Prompt
Could you return every line of the records below that contains the word "controls"?

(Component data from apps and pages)

*** Block opens ***

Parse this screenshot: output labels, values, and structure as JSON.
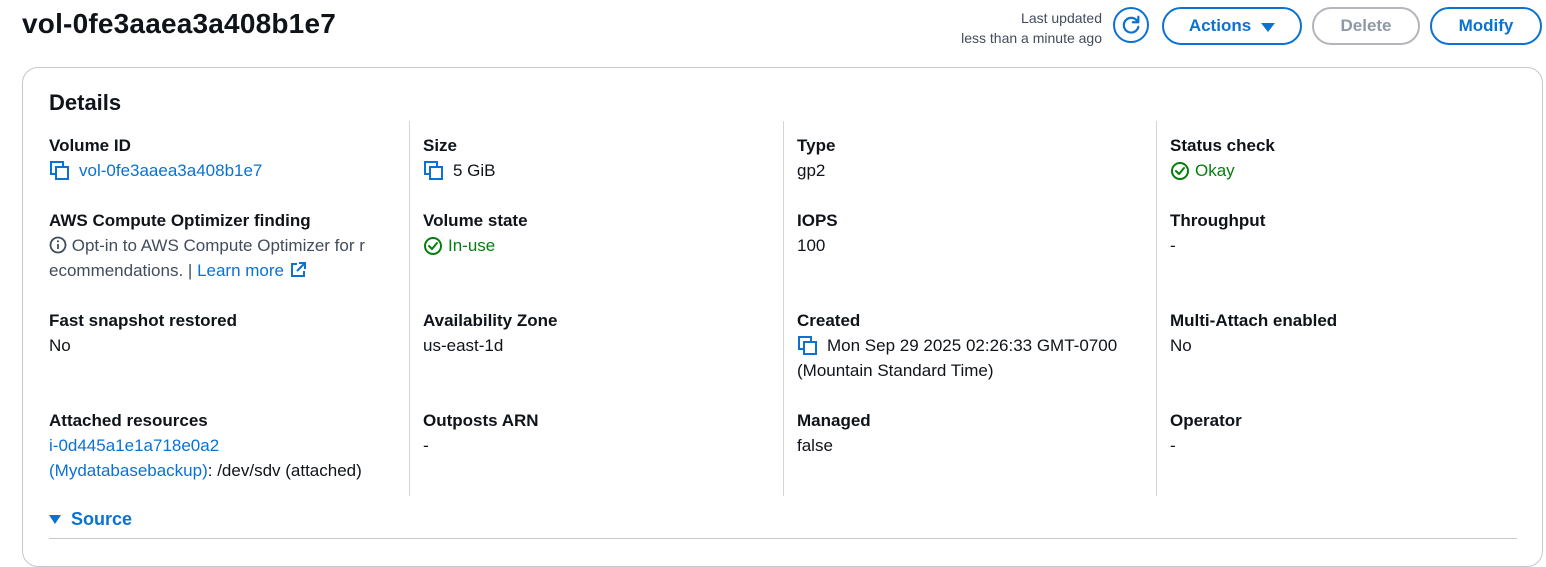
{
  "header": {
    "title": "vol-0fe3aaea3a408b1e7",
    "last_updated_label": "Last updated",
    "last_updated_value": "less than a minute ago",
    "actions_label": "Actions",
    "delete_label": "Delete",
    "modify_label": "Modify"
  },
  "details": {
    "title": "Details",
    "volume_id_label": "Volume ID",
    "volume_id_value": "vol-0fe3aaea3a408b1e7",
    "size_label": "Size",
    "size_value": "5 GiB",
    "type_label": "Type",
    "type_value": "gp2",
    "status_check_label": "Status check",
    "status_check_value": "Okay",
    "optimizer_label": "AWS Compute Optimizer finding",
    "optimizer_value_line1": "Opt-in to AWS Compute Optimizer for r",
    "optimizer_value_line2": "ecommendations. |",
    "learn_more": "Learn more",
    "volume_state_label": "Volume state",
    "volume_state_value": "In-use",
    "iops_label": "IOPS",
    "iops_value": "100",
    "throughput_label": "Throughput",
    "throughput_value": "-",
    "fast_snapshot_label": "Fast snapshot restored",
    "fast_snapshot_value": "No",
    "az_label": "Availability Zone",
    "az_value": "us-east-1d",
    "created_label": "Created",
    "created_value_line1": "Mon Sep 29 2025 02:26:33 GMT-0700",
    "created_value_line2": "(Mountain Standard Time)",
    "multi_attach_label": "Multi-Attach enabled",
    "multi_attach_value": "No",
    "attached_label": "Attached resources",
    "attached_instance": "i-0d445a1e1a718e0a2",
    "attached_instance_name": "(Mydatabasebackup)",
    "attached_suffix": ": /dev/sdv (attached)",
    "outposts_label": "Outposts ARN",
    "outposts_value": "-",
    "managed_label": "Managed",
    "managed_value": "false",
    "operator_label": "Operator",
    "operator_value": "-",
    "source_label": "Source"
  },
  "colors": {
    "link": "#0972d3",
    "success": "#037f0c",
    "disabled": "#8d99a8"
  }
}
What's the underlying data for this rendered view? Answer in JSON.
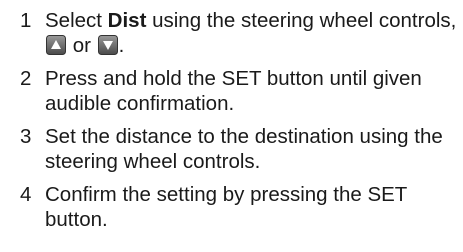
{
  "steps": [
    {
      "number": "1",
      "text_before": "Select ",
      "bold": "Dist",
      "text_mid": " using the steering wheel controls, ",
      "icon_up": "up-arrow-key-icon",
      "or_word": " or ",
      "icon_down": "down-arrow-key-icon",
      "text_end": "."
    },
    {
      "number": "2",
      "text": "Press and hold the SET button until given audible confirmation."
    },
    {
      "number": "3",
      "text": "Set the distance to the destination using the steering wheel controls."
    },
    {
      "number": "4",
      "text": "Confirm the setting by pressing the SET button."
    }
  ]
}
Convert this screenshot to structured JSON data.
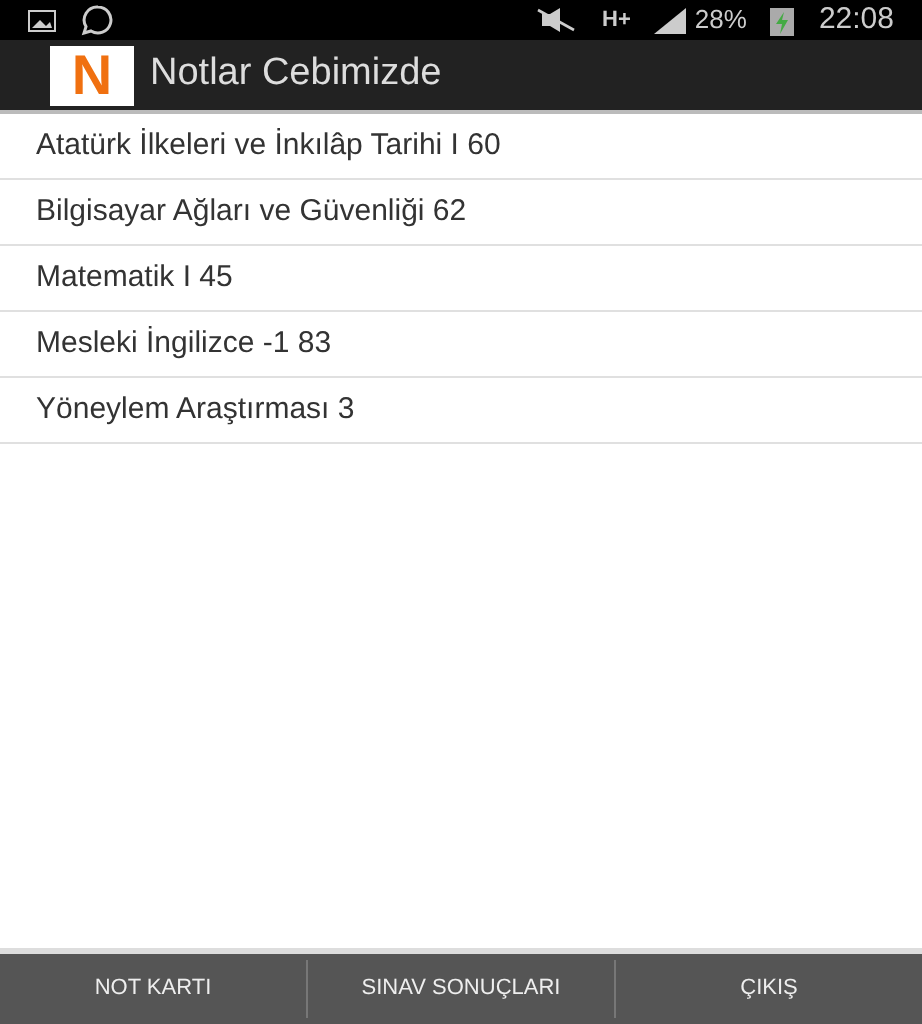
{
  "status_bar": {
    "network": "H+",
    "battery": "28%",
    "time": "22:08"
  },
  "action_bar": {
    "logo": "N",
    "title": "Notlar Cebimizde"
  },
  "items": [
    "Atatürk İlkeleri ve İnkılâp Tarihi I 60",
    "Bilgisayar Ağları ve Güvenliği 62",
    "Matematik I 45",
    "Mesleki İngilizce -1 83",
    "Yöneylem Araştırması 3"
  ],
  "bottom_tabs": [
    "NOT KARTI",
    "SINAV SONUÇLARI",
    "ÇIKIŞ"
  ]
}
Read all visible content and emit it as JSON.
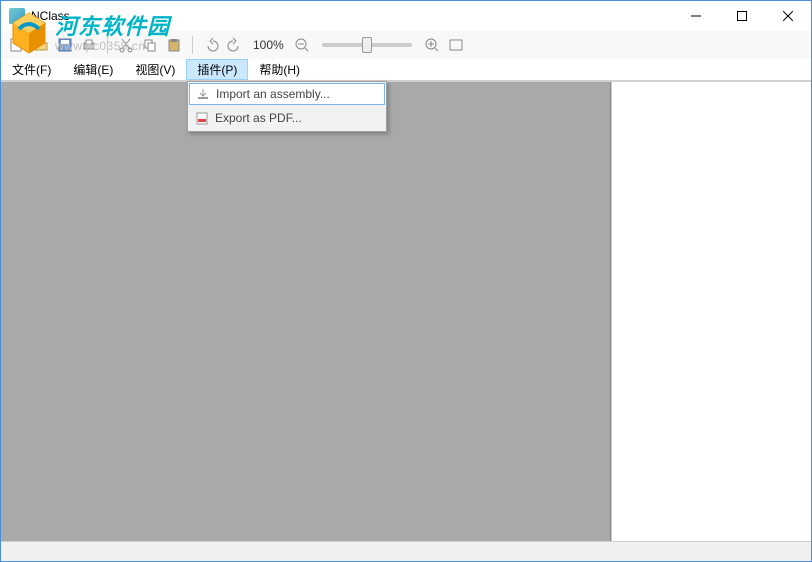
{
  "titlebar": {
    "title": "NClass"
  },
  "toolbar": {
    "zoom_text": "100%"
  },
  "menubar": {
    "file": "文件(F)",
    "edit": "编辑(E)",
    "view": "视图(V)",
    "plugins": "插件(P)",
    "help": "帮助(H)"
  },
  "dropdown": {
    "import_assembly": "Import an assembly...",
    "export_pdf": "Export as PDF..."
  },
  "watermark": {
    "cn": "河东软件园",
    "url": "www.pc0359.cn"
  }
}
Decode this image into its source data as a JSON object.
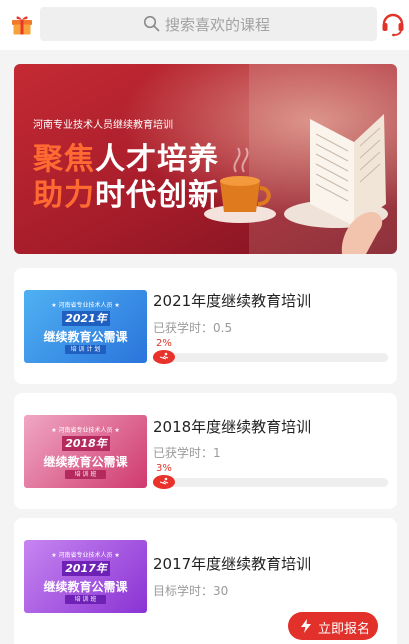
{
  "header": {
    "search_placeholder": "搜索喜欢的课程",
    "gift_icon": "gift-icon",
    "support_icon": "headset-icon"
  },
  "banner": {
    "subtitle": "河南专业技术人员继续教育培训",
    "line1_highlight": "聚焦",
    "line1_rest": "人才培养",
    "line2_highlight": "助力",
    "line2_rest": "时代创新"
  },
  "courses": [
    {
      "title": "2021年度继续教育培训",
      "meta": "已获学时：0.5",
      "progress_label": "2%",
      "progress": 0.02,
      "thumb": {
        "top": "★ 河南省专业技术人员 ★",
        "year": "2021年",
        "title": "继续教育公需课",
        "tag": "培 训 计 划"
      }
    },
    {
      "title": "2018年度继续教育培训",
      "meta": "已获学时：1",
      "progress_label": "3%",
      "progress": 0.03,
      "thumb": {
        "top": "★ 河南省专业技术人员 ★",
        "year": "2018年",
        "title": "继续教育公需课",
        "tag": "培 训 班"
      }
    },
    {
      "title": "2017年度继续教育培训",
      "meta": "目标学时：30",
      "thumb": {
        "top": "★ 河南省专业技术人员 ★",
        "year": "2017年",
        "title": "继续教育公需课",
        "tag": "培 训 班"
      },
      "enroll_label": "立即报名"
    }
  ],
  "colors": {
    "accent": "#e1312a",
    "banner_red": "#b51f2c",
    "thumb_2021": "#2f8de4",
    "thumb_2018": "#d6457d",
    "thumb_2017": "#8f3fd6"
  }
}
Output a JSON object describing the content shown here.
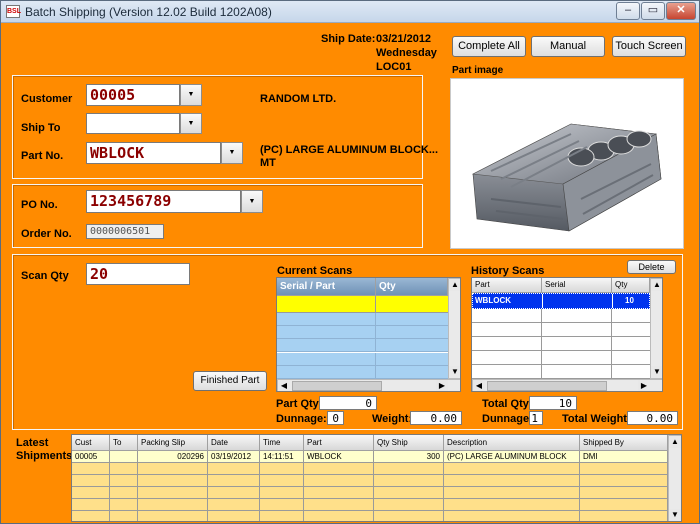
{
  "window": {
    "title": "Batch Shipping (Version 12.02   Build 1202A08)",
    "app_icon_text": "BSL",
    "minimize": "–",
    "maximize": "▭",
    "close": "✕"
  },
  "ship": {
    "date_label": "Ship Date:",
    "date": "03/21/2012",
    "day": "Wednesday",
    "location": "LOC01"
  },
  "toolbar": {
    "complete_all": "Complete All",
    "manual": "Manual",
    "touch_screen": "Touch Screen"
  },
  "part_image": {
    "label": "Part image"
  },
  "customer": {
    "label": "Customer",
    "value": "00005",
    "name": "RANDOM LTD."
  },
  "ship_to": {
    "label": "Ship To",
    "value": ""
  },
  "part_no": {
    "label": "Part No.",
    "value": "WBLOCK",
    "description_line1": "(PC) LARGE ALUMINUM BLOCK...",
    "description_line2": "MT"
  },
  "po": {
    "label": "PO No.",
    "value": "123456789"
  },
  "order": {
    "label": "Order No.",
    "value": "0000006501"
  },
  "scan": {
    "label": "Scan Qty",
    "value": "20",
    "finished_part": "Finished Part"
  },
  "current_scans": {
    "title": "Current Scans",
    "columns": [
      "Serial / Part",
      "Qty"
    ]
  },
  "history_scans": {
    "title": "History Scans",
    "delete": "Delete",
    "columns": [
      "Part",
      "Serial",
      "Qty"
    ],
    "rows": [
      {
        "part": "WBLOCK",
        "serial": "",
        "qty": "10"
      }
    ]
  },
  "totals": {
    "part_qty_label": "Part Qty:",
    "part_qty": "0",
    "dunnage_label": "Dunnage:",
    "dunnage": "0",
    "weight_label": "Weight:",
    "weight": "0.00",
    "total_qty_label": "Total Qty:",
    "total_qty": "10",
    "total_dunnage_label": "Dunnage:",
    "total_dunnage": "1",
    "total_weight_label": "Total Weight:",
    "total_weight": "0.00"
  },
  "latest_shipments": {
    "label_line1": "Latest",
    "label_line2": "Shipments",
    "columns": [
      "Cust",
      "To",
      "Packing Slip",
      "Date",
      "Time",
      "Part",
      "Qty Ship",
      "Description",
      "Shipped By"
    ],
    "rows": [
      {
        "cust": "00005",
        "to": "",
        "packing_slip": "020296",
        "date": "03/19/2012",
        "time": "14:11:51",
        "part": "WBLOCK",
        "qty_ship": "300",
        "description": "(PC) LARGE ALUMINUM BLOCK",
        "shipped_by": "DMI"
      }
    ]
  },
  "colors": {
    "background": "#ff8b00",
    "selection": "#0033ee",
    "current_row": "#ffff00",
    "current_rows": "#a7d1f2",
    "shipments_row": "#ffe08a",
    "shipments_first": "#ffffcc",
    "value_text": "#8b0000"
  }
}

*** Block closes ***

Finished task
      "text_mid": " using the steering wheel controls, ",
      "text": "Set the distance to the destination using the steering wheel controls."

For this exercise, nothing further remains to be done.